Entries shown:

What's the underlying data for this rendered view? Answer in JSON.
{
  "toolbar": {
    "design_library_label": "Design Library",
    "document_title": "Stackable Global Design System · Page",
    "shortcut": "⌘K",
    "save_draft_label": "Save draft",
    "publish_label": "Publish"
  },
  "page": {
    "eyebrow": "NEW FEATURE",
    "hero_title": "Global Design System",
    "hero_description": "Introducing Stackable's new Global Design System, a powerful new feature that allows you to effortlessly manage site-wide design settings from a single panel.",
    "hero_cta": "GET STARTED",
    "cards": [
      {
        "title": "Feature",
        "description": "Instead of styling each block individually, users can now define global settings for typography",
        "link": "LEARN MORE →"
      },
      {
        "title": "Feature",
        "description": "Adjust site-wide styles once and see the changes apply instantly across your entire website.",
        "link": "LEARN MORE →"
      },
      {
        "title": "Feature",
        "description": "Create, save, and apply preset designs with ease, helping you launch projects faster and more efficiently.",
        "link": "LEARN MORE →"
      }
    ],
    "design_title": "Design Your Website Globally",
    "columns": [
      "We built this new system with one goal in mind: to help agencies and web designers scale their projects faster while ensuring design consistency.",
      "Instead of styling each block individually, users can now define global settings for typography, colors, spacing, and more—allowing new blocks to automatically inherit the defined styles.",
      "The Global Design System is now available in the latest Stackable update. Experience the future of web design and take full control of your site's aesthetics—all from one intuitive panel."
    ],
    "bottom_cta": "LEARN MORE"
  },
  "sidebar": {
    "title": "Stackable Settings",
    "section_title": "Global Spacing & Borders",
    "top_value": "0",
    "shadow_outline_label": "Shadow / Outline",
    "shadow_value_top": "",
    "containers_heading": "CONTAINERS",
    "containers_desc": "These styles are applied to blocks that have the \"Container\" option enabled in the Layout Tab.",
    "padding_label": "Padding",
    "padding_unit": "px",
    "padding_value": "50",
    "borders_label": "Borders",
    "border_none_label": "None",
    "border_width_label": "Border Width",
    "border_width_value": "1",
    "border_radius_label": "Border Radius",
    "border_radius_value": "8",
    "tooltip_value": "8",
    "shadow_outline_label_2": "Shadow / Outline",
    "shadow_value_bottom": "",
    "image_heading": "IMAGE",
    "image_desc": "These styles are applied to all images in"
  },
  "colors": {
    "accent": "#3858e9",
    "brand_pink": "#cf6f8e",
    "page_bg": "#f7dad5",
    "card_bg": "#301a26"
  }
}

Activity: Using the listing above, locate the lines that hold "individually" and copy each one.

Response:
        "description": "Instead of styling each block individually, users can now define global settings for typography",
      "Instead of styling each block individually, users can now define global settings for typography, colors, spacing, and more—allowing new blocks to automatically inherit the defined styles.",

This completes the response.